During the ceremony, captain and chairman André Pakosie held a speech in which he praised the attitude of the Prices. Among others, he said: “You are the only anthropologists, so far, whose studies have put forward the Maroons own visions regarding their community, history and culture, and you have done so without disparaging the knowledge of our people, without judging our culture against western standards. Your attitude shows that you do not view the Maroon society as merely an object of study, as many of your colleagues do. You write about this in your book Maroon Arts: “We had begun writing ethnography in which individual, historized Saramaka voices took center stage – in which people who had traditionally been viewed by scholars as mythic heroes or as objects of study began to take their places as teachers, collaborators, and historians in their own right.”
Pakosie continued: “You also actively lobby for the Saramacca society. In the nineties, you, Richard, testified as an expert before the Inter American Human Rights Tribunal in San José, Costa Rica. This resulted in the conviction, in 1992, of the Suriname military regime for the torture and murder of seven Saramacca Maroons in 1987. Throughout the years, you also supported the Saramacca in their struggle for territorial rights, and against deforestation and exploitation of minerals in their traditional environment.”
After the ceremony head-captain Mutu Poeketie of the Saramacca community in the Netherlands said:“I congratulate professors Richard Price and Sally Price with this award. Gaanman Belfon Aboikoni of the Saramacca community has been informed of your receiving this recognition. On behalf of him, I tell you that we are very grateful for all that you do and have done for the Saramacca community. You have brought the attention of the world to us, the Saramaccans, and you have ensured that our culture has been documented in a valuable way.
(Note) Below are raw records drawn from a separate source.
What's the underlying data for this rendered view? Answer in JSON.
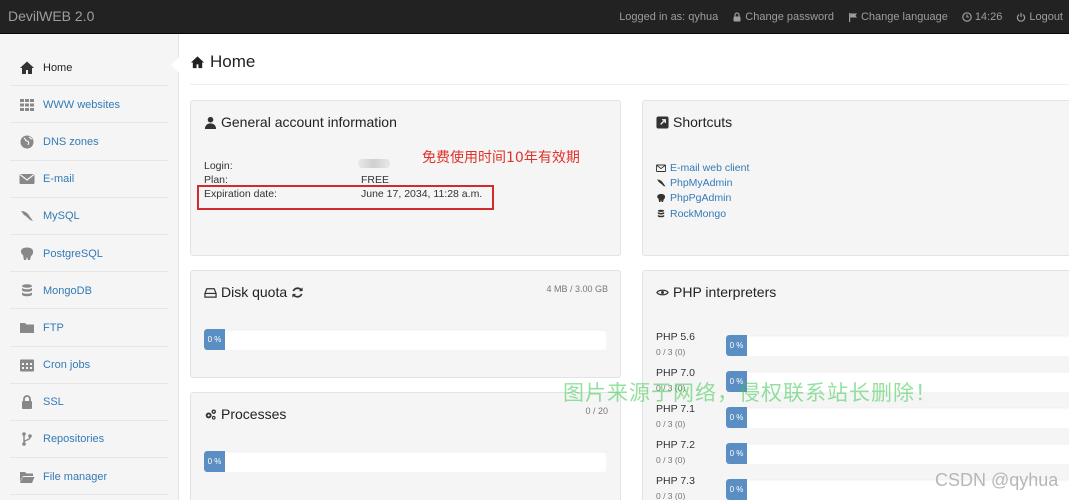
{
  "app": {
    "brand": "DevilWEB 2.0"
  },
  "topnav": {
    "logged_in": "Logged in as: qyhua",
    "change_password": "Change password",
    "change_language": "Change language",
    "time": "14:26",
    "logout": "Logout"
  },
  "sidebar": {
    "items": [
      {
        "label": "Home",
        "icon": "home-icon"
      },
      {
        "label": "WWW websites",
        "icon": "grid-icon"
      },
      {
        "label": "DNS zones",
        "icon": "globe-icon"
      },
      {
        "label": "E-mail",
        "icon": "envelope-icon"
      },
      {
        "label": "MySQL",
        "icon": "dolphin-icon"
      },
      {
        "label": "PostgreSQL",
        "icon": "elephant-icon"
      },
      {
        "label": "MongoDB",
        "icon": "database-icon"
      },
      {
        "label": "FTP",
        "icon": "folder-icon"
      },
      {
        "label": "Cron jobs",
        "icon": "calendar-icon"
      },
      {
        "label": "SSL",
        "icon": "lock-icon"
      },
      {
        "label": "Repositories",
        "icon": "branch-icon"
      },
      {
        "label": "File manager",
        "icon": "folder-open-icon"
      }
    ]
  },
  "main": {
    "title": "Home",
    "general": {
      "title": "General account information",
      "login_label": "Login:",
      "plan_label": "Plan:",
      "plan_value": "FREE",
      "expiration_label": "Expiration date:",
      "expiration_value": "June 17, 2034, 11:28 a.m.",
      "annotation": "免费使用时间10年有效期"
    },
    "shortcuts": {
      "title": "Shortcuts",
      "links": [
        "E-mail web client",
        "PhpMyAdmin",
        "PhpPgAdmin",
        "RockMongo"
      ]
    },
    "disk": {
      "title": "Disk quota",
      "usage": "4 MB / 3.00 GB",
      "percent_label": "0 %",
      "percent": 0
    },
    "processes": {
      "title": "Processes",
      "count": "0 / 20",
      "percent_label": "0 %",
      "percent": 0
    },
    "php": {
      "title": "PHP interpreters",
      "rows": [
        {
          "name": "PHP 5.6",
          "count": "0 / 3 (0)",
          "percent_label": "0 %"
        },
        {
          "name": "PHP 7.0",
          "count": "0 / 3 (0)",
          "percent_label": "0 %"
        },
        {
          "name": "PHP 7.1",
          "count": "0 / 3 (0)",
          "percent_label": "0 %"
        },
        {
          "name": "PHP 7.2",
          "count": "0 / 3 (0)",
          "percent_label": "0 %"
        },
        {
          "name": "PHP 7.3",
          "count": "0 / 3 (0)",
          "percent_label": "0 %"
        }
      ]
    }
  },
  "watermarks": {
    "cn": "图片来源于网络，侵权联系站长删除！",
    "csdn": "CSDN @qyhua"
  },
  "colors": {
    "topbar": "#222222",
    "link": "#337ab7",
    "progress": "#5b8ec2",
    "annotation_red": "#d22b2b"
  }
}
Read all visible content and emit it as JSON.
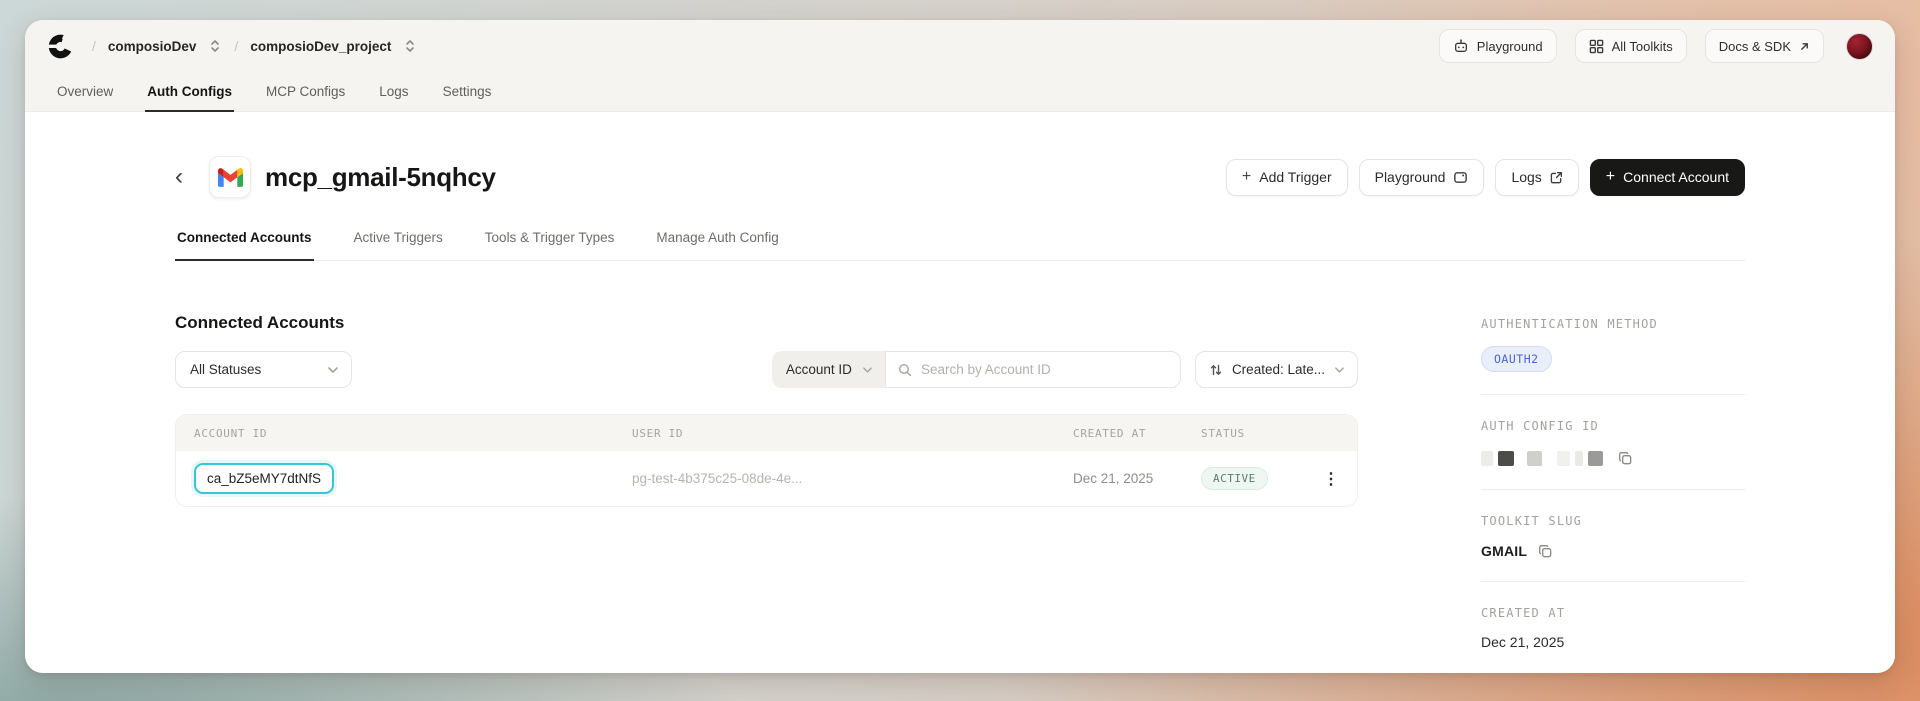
{
  "topbar": {
    "breadcrumb": {
      "separator": "/",
      "org": "composioDev",
      "project": "composioDev_project"
    },
    "buttons": {
      "playground": "Playground",
      "all_toolkits": "All Toolkits",
      "docs_sdk": "Docs & SDK"
    }
  },
  "nav_tabs": [
    {
      "label": "Overview",
      "active": false
    },
    {
      "label": "Auth Configs",
      "active": true
    },
    {
      "label": "MCP Configs",
      "active": false
    },
    {
      "label": "Logs",
      "active": false
    },
    {
      "label": "Settings",
      "active": false
    }
  ],
  "page": {
    "title": "mcp_gmail-5nqhcy",
    "back_glyph": "‹",
    "actions": {
      "plus": "+",
      "add_trigger": "Add Trigger",
      "playground": "Playground",
      "logs": "Logs",
      "connect_account": "Connect Account"
    },
    "tabs": [
      {
        "label": "Connected Accounts",
        "active": true
      },
      {
        "label": "Active Triggers",
        "active": false
      },
      {
        "label": "Tools & Trigger Types",
        "active": false
      },
      {
        "label": "Manage Auth Config",
        "active": false
      }
    ]
  },
  "accounts": {
    "heading": "Connected Accounts",
    "filters": {
      "status": "All Statuses",
      "search_field": "Account ID",
      "search_placeholder": "Search by Account ID",
      "sort": "Created: Late..."
    },
    "table": {
      "headers": [
        "ACCOUNT ID",
        "USER ID",
        "CREATED AT",
        "STATUS"
      ],
      "rows": [
        {
          "account_id": "ca_bZ5eMY7dtNfS",
          "user_id": "pg-test-4b375c25-08de-4e...",
          "created_at": "Dec 21, 2025",
          "status": "ACTIVE",
          "menu_glyph": "⋮"
        }
      ]
    }
  },
  "sidebar": {
    "auth_method": {
      "label": "AUTHENTICATION METHOD",
      "value": "OAUTH2"
    },
    "auth_config_id": {
      "label": "AUTH CONFIG ID",
      "value_redacted": true
    },
    "toolkit_slug": {
      "label": "TOOLKIT SLUG",
      "value": "GMAIL"
    },
    "created_at": {
      "label": "CREATED AT",
      "value": "Dec 21, 2025"
    }
  },
  "colors": {
    "highlight_cyan": "#35c6d8",
    "status_active_bg": "#eef7f1",
    "status_active_text": "#5f7a6e",
    "oauth_badge_bg": "#e9eefb",
    "oauth_badge_text": "#4a66c9",
    "connect_button_bg": "#181817",
    "header_band_bg": "#f5f4f1"
  }
}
Many people write about us with condescension and only view us as an object of study. You don’t. You have documented our oral history and made it globally known. Many contemporary Maroon writers may merit from your work and that shows why you are important. Not only for your many publications, but also for your work within the realm of territorial rights and human rights.”
André Pakosie reports on the reaction of Sally and Richard Price: “They were very moved. They expressed pride, and said that they were deeply touched. They also said that the award means a lot to them. That they have received many prizes for their work, but that they consider this one to be their most meaningful.
About the Gaaman Gazon Matodja Award
The Gaanman Gazon Matodja Award was founded in 1996 by Maroon Institute Sabanapeti, which has its headquarters in Utrecht, the Netherlands.
The award, which is intended to acknowledge exceptional people and organizations, lends its name lends its name from a highly respected and revered Ndyuka Maroon leader: Gaanman Gazon Matodja, who himself received various notable recognitions in his life time, among others the Great Ribbon in the Order of the Yellow Star, a Suriname presidential award, and The Chubb Fellowship, devoted by Yale University.
Upon request of the Sabanapeti Foundation, Gaaman Matodja bestowed his name to the award on the condition that the foundation would ensure its dignified and honorable use . Living up to this condition, Sabanapeti thoroughly screens all nominees on the basis of their impact on society. An international committee with members in the Netherlands, Suriname, French-Guyana, the USA and the Dutch Antilles, decides on a winner.
Previous recipients of the award are Suriname president Ronald Venetiaan, author Robin Raveles (also known as ‘Dobru’ – the award was given after his death), consul general Richène Libretto, professor Michiel van Kempen, and the mayor of Utrecht, Annie Brouwer.
Videos: Sally and Richard hold a speech in the Saramacca language at the award ceremony (see video posted below)